▸ **Task directions**
In the entries below, find the string "Accelerometer" and return each line holding it.

(Data about app and page elements)
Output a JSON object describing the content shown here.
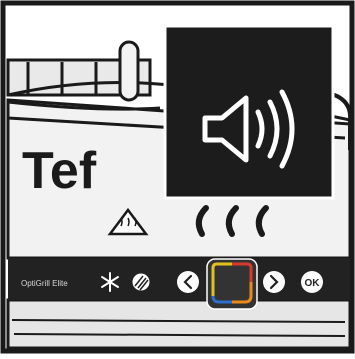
{
  "brand": {
    "logo_text": "Tef"
  },
  "control_panel": {
    "model_name": "OptiGrill Elite",
    "buttons": [
      {
        "id": "defrost",
        "icon": "snowflake-icon"
      },
      {
        "id": "manual",
        "icon": "grill-pattern-icon"
      },
      {
        "id": "prev",
        "icon": "chevron-left-icon"
      },
      {
        "id": "next",
        "icon": "chevron-right-icon"
      },
      {
        "id": "ok",
        "label": "OK"
      }
    ],
    "display_ring_colors": [
      "#e0c21f",
      "#d83a2c",
      "#2e6fc9",
      "#e98a1b"
    ]
  },
  "popup": {
    "icon": "speaker-volume-icon"
  },
  "colors": {
    "frame": "#1a1a1a",
    "panel": "#222222",
    "body_fill": "#f2f2f2"
  }
}
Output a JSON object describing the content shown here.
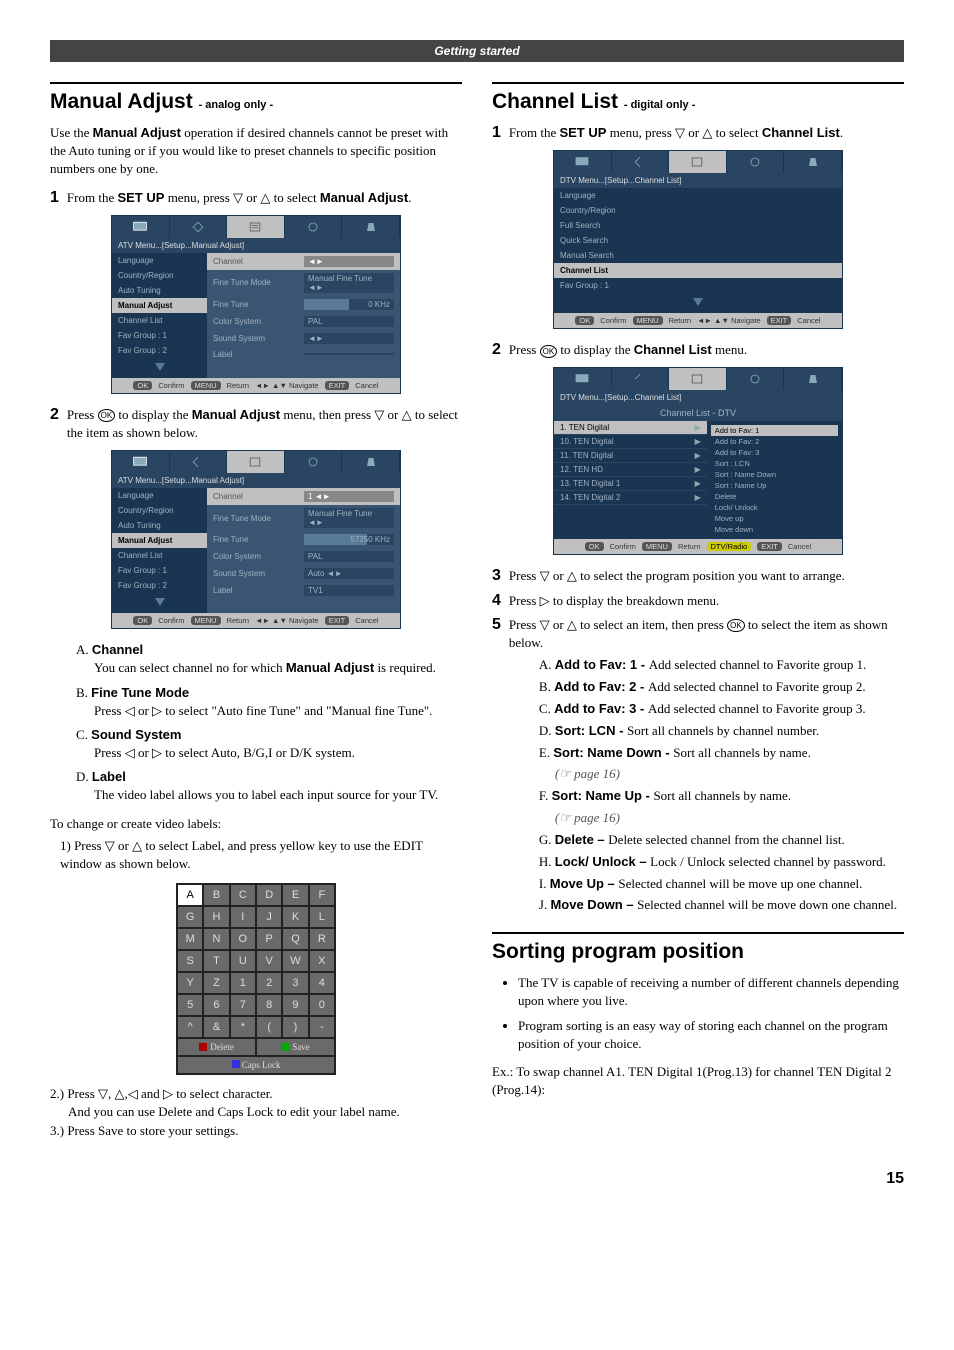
{
  "header": {
    "title": "Getting started"
  },
  "page_number": "15",
  "left": {
    "manual_adjust": {
      "heading": "Manual Adjust",
      "heading_sub": " - analog only -",
      "intro": "Use the Manual Adjust operation if desired channels cannot be preset with the Auto tuning or if you would like to preset channels to specific position numbers one by one.",
      "step1_pre": "From the ",
      "step1_b1": "SET UP",
      "step1_mid": " menu, press ▽ or △ to select ",
      "step1_b2": "Manual Adjust",
      "step1_post": ".",
      "step2_pre": "Press ",
      "step2_mid": " to display the ",
      "step2_b": "Manual Adjust",
      "step2_post": " menu, then press ▽ or △ to select the item as shown below.",
      "osd": {
        "breadcrumb": "ATV Menu...[Setup...Manual Adjust]",
        "side": [
          "Language",
          "Country/Region",
          "Auto Tuning",
          "Manual Adjust",
          "Channel List",
          "Fav Group : 1",
          "Fav Group : 2"
        ],
        "rows1": [
          {
            "label": "Channel",
            "val": "◄►"
          },
          {
            "label": "Fine Tune Mode",
            "val": "Manual Fine Tune ◄►"
          },
          {
            "label": "Fine Tune",
            "val": "0 KHz",
            "bar": true
          },
          {
            "label": "Color System",
            "val": "PAL"
          },
          {
            "label": "Sound System",
            "val": "◄►"
          },
          {
            "label": "Label",
            "val": ""
          }
        ],
        "rows2": [
          {
            "label": "Channel",
            "val": "1          ◄►"
          },
          {
            "label": "Fine Tune Mode",
            "val": "Manual Fine Tune ◄►"
          },
          {
            "label": "Fine Tune",
            "val": "57250 KHz",
            "bar2": true
          },
          {
            "label": "Color System",
            "val": "PAL"
          },
          {
            "label": "Sound System",
            "val": "Auto       ◄►"
          },
          {
            "label": "Label",
            "val": "TV1"
          }
        ],
        "footer": {
          "ok": "OK",
          "confirm": "Confirm",
          "menu": "MENU",
          "return": "Return",
          "nav": "◄► ▲▼ Navigate",
          "exit": "EXIT",
          "cancel": "Cancel"
        }
      },
      "itemA_h": "Channel",
      "itemA_t": "You can select channel no for which Manual Adjust is required.",
      "itemB_h": "Fine Tune Mode",
      "itemB_t": "Press ◁ or ▷ to select \"Auto fine Tune\" and \"Manual fine Tune\".",
      "itemC_h": "Sound System",
      "itemC_t": "Press ◁ or ▷ to select Auto, B/G,I or D/K system.",
      "itemD_h": "Label",
      "itemD_t": "The video label allows you to label each input source for your TV.",
      "labels_intro": "To change or create video labels:",
      "labels_1": "1) Press ▽ or △ to select Label, and press yellow key to use the EDIT window as shown below.",
      "labels_2": "2.) Press ▽, △,◁ and ▷ to select character.",
      "labels_2b": "And you can use Delete and Caps Lock to edit your label name.",
      "labels_3": "3.) Press Save to store your settings.",
      "vkbd": {
        "keys": [
          "A",
          "B",
          "C",
          "D",
          "E",
          "F",
          "G",
          "H",
          "I",
          "J",
          "K",
          "L",
          "M",
          "N",
          "O",
          "P",
          "Q",
          "R",
          "S",
          "T",
          "U",
          "V",
          "W",
          "X",
          "Y",
          "Z",
          "1",
          "2",
          "3",
          "4",
          "5",
          "6",
          "7",
          "8",
          "9",
          "0",
          "^",
          "&",
          "*",
          "(",
          ")",
          "-"
        ],
        "delete": "Delete",
        "save": "Save",
        "caps": "Caps Lock"
      }
    }
  },
  "right": {
    "channel_list": {
      "heading": "Channel List",
      "heading_sub": " - digital only -",
      "step1_pre": "From the ",
      "step1_b1": "SET UP",
      "step1_mid": " menu, press ▽ or △ to select ",
      "step1_b2": "Channel List",
      "step1_post": ".",
      "osd1": {
        "breadcrumb": "DTV Menu...[Setup...Channel List]",
        "side": [
          "Language",
          "Country/Region",
          "Full Search",
          "Quick Search",
          "Manual Search",
          "Channel List",
          "Fav Group : 1"
        ]
      },
      "step2_pre": "Press ",
      "step2_mid": " to display the ",
      "step2_b": "Channel List",
      "step2_post": " menu.",
      "osd2": {
        "breadcrumb": "DTV Menu...[Setup...Channel List]",
        "title": "Channel List - DTV",
        "left": [
          "1. TEN Digital",
          "10. TEN Digital",
          "11. TEN Digital",
          "12. TEN HD",
          "13. TEN Digital  1",
          "14. TEN Digital  2"
        ],
        "right": [
          "Add to Fav: 1",
          "Add to Fav: 2",
          "Add to Fav: 3",
          "Sort : LCN",
          "Sort : Name Down",
          "Sort : Name Up",
          "Delete",
          "Lock/ Unlock",
          "Move up",
          "Move down"
        ],
        "footer_extra": "DTV/Radio"
      },
      "step3": "Press ▽ or △  to select the program position you want to arrange.",
      "step4": "Press ▷ to display the breakdown menu.",
      "step5_pre": "Press ▽ or △  to select an item, then press ",
      "step5_post": " to select the item as shown below.",
      "items": [
        {
          "p": "A.",
          "b": "Add to Fav: 1 - ",
          "t": "Add selected channel to Favorite group 1."
        },
        {
          "p": "B.",
          "b": "Add to Fav: 2 - ",
          "t": "Add selected channel to Favorite group 2."
        },
        {
          "p": "C.",
          "b": "Add to Fav: 3 - ",
          "t": "Add selected channel to Favorite group 3."
        },
        {
          "p": "D.",
          "b": "Sort: LCN - ",
          "t": "Sort all channels by channel number."
        },
        {
          "p": "E.",
          "b": "Sort: Name Down - ",
          "t": "Sort all channels by name."
        },
        {
          "p": "F.",
          "b": "Sort: Name Up - ",
          "t": "Sort all channels by name."
        },
        {
          "p": "G.",
          "b": "Delete – ",
          "t": "Delete selected channel from the channel list."
        },
        {
          "p": "H.",
          "b": "Lock/ Unlock – ",
          "t": "Lock / Unlock selected channel by password."
        },
        {
          "p": "I.",
          "b": "Move Up – ",
          "t": "Selected channel will be move up one channel."
        },
        {
          "p": "J.",
          "b": "Move Down – ",
          "t": "Selected channel will be move down one channel."
        }
      ],
      "page_ref": "(☞ page 16)"
    },
    "sorting": {
      "heading": "Sorting program position",
      "b1": "The TV is capable of receiving a number of different channels depending upon where you live.",
      "b2": "Program sorting is an easy way of storing each channel on the program position of your choice.",
      "ex": "Ex.: To swap channel A1. TEN Digital 1(Prog.13) for channel TEN Digital 2 (Prog.14):"
    }
  }
}
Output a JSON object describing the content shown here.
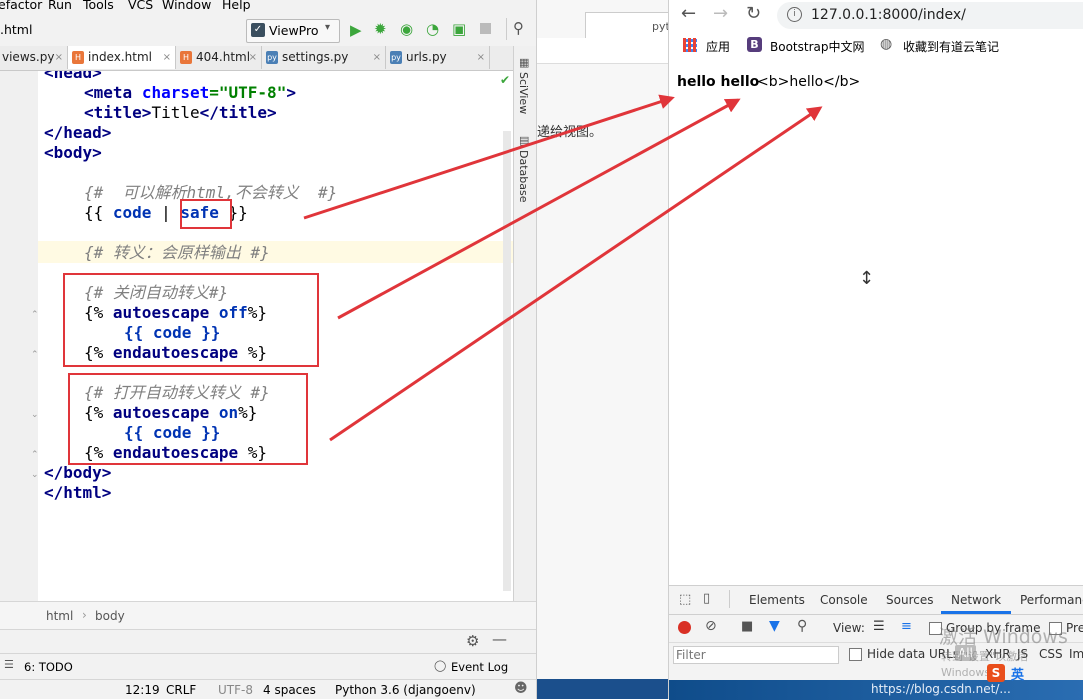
{
  "ide": {
    "menu": [
      "efactor",
      "Run",
      "Tools",
      "VCS",
      "Window",
      "Help"
    ],
    "breadcrumb_file": ".html",
    "run_config": "ViewPro",
    "tabs": [
      {
        "label": "views.py",
        "icon": "python-file-icon"
      },
      {
        "label": "index.html",
        "icon": "html-file-icon",
        "active": true
      },
      {
        "label": "404.html",
        "icon": "html-file-icon"
      },
      {
        "label": "settings.py",
        "icon": "python-file-icon"
      },
      {
        "label": "urls.py",
        "icon": "python-file-icon"
      }
    ],
    "code_lines": {
      "l1": "<head>",
      "meta_tag": "<meta",
      "meta_attr": "charset",
      "meta_eq": "=",
      "meta_val": "\"UTF-8\"",
      "meta_close": ">",
      "title_open": "<title>",
      "title_text": "Title",
      "title_close": "</title>",
      "head_close": "</head>",
      "body_open": "<body>",
      "c1": "{#  可以解析html,不会转义  #}",
      "v1_open": "{{",
      "v1_var": "code",
      "v1_pipe": "|",
      "v1_filter": "safe",
      "v1_close": "}}",
      "c2": "{# 转义：会原样输出 #}",
      "c3": "{# 关闭自动转义#}",
      "ae1_open": "{%",
      "ae1_kw": "autoescape",
      "ae1_val": "off",
      "ae1_close": "%}",
      "v2": "{{ code }}",
      "end1_open": "{%",
      "end1_kw": "endautoescape",
      "end1_close": "%}",
      "c4": "{# 打开自动转义转义 #}",
      "ae2_open": "{%",
      "ae2_kw": "autoescape",
      "ae2_val": "on",
      "ae2_close": "%}",
      "v3": "{{ code }}",
      "end2_open": "{%",
      "end2_kw": "endautoescape",
      "end2_close": "%}",
      "body_close": "</body>",
      "html_close": "</html>"
    },
    "side_tools": [
      "SciView",
      "Database"
    ],
    "breadcrumbs": [
      "html",
      "body"
    ],
    "toolwindow_todo": "6: TODO",
    "event_log": "Event Log",
    "status": {
      "position": "12:19",
      "line_sep": "CRLF",
      "encoding": "UTF-8",
      "indent": "4 spaces",
      "interpreter": "Python 3.6 (djangoenv)"
    }
  },
  "middle": {
    "tab_text": "pyt",
    "snippet": "递给视图。"
  },
  "browser": {
    "url": "127.0.0.1:8000/index/",
    "bookmarks": [
      "应用",
      "Bootstrap中文网",
      "收藏到有道云笔记"
    ],
    "content_bold": "hello hello",
    "content_plain": "<b>hello</b>",
    "devtools_tabs": [
      "Elements",
      "Console",
      "Sources",
      "Network",
      "Performance"
    ],
    "view_label": "View:",
    "group_by_frame": "Group by frame",
    "pre_label": "Pre",
    "filter_placeholder": "Filter",
    "hide_data_urls": "Hide data URLs",
    "filter_types": [
      "All",
      "XHR",
      "JS",
      "CSS",
      "Img"
    ],
    "watermark_main": "激活 Windows",
    "watermark_sub": "转到\"设置\"以激活 Windows。",
    "site_credit": "https://blog.csdn.net/...",
    "ime_label": "英"
  },
  "colors": {
    "annotation_red": "#e0353a",
    "run_green": "#3ca63c"
  }
}
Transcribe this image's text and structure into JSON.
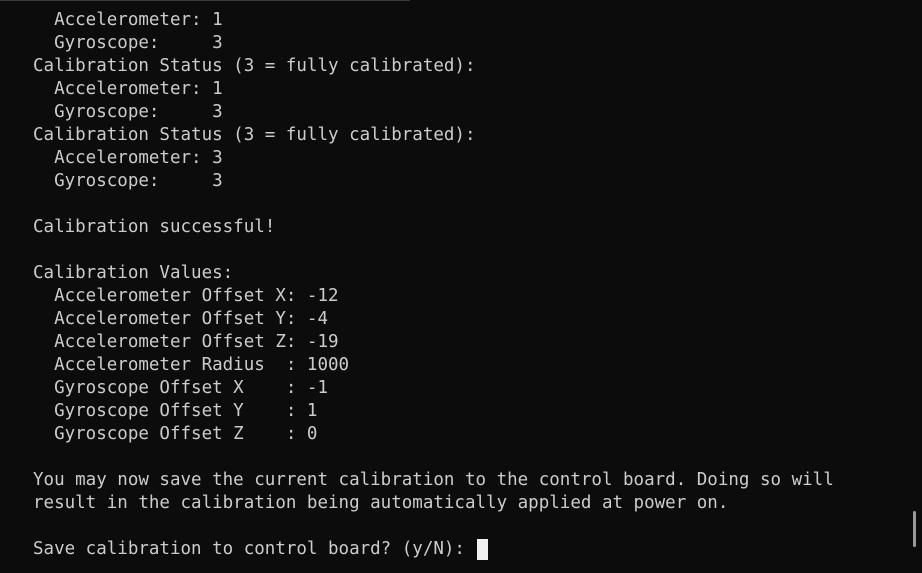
{
  "terminal": {
    "lines": [
      "  Accelerometer: 1",
      "  Gyroscope:     3",
      "Calibration Status (3 = fully calibrated):",
      "  Accelerometer: 1",
      "  Gyroscope:     3",
      "Calibration Status (3 = fully calibrated):",
      "  Accelerometer: 3",
      "  Gyroscope:     3",
      "",
      "Calibration successful!",
      "",
      "Calibration Values:",
      "  Accelerometer Offset X: -12",
      "  Accelerometer Offset Y: -4",
      "  Accelerometer Offset Z: -19",
      "  Accelerometer Radius  : 1000",
      "  Gyroscope Offset X    : -1",
      "  Gyroscope Offset Y    : 1",
      "  Gyroscope Offset Z    : 0",
      "",
      "You may now save the current calibration to the control board. Doing so will",
      "result in the calibration being automatically applied at power on.",
      ""
    ],
    "prompt": "Save calibration to control board? (y/N): "
  },
  "colors": {
    "background": "#0c0c0c",
    "text": "#cccccc",
    "cursor": "#f2f2f2"
  }
}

▸ **Expected output**
      "  Accelerometer: 1",
      "  Accelerometer: 1",
      "  Accelerometer: 3",
      "  Accelerometer Offset X: -12",
      "  Accelerometer Offset Y: -4",
      "  Accelerometer Offset Z: -19",
      "  Accelerometer Radius  : 1000",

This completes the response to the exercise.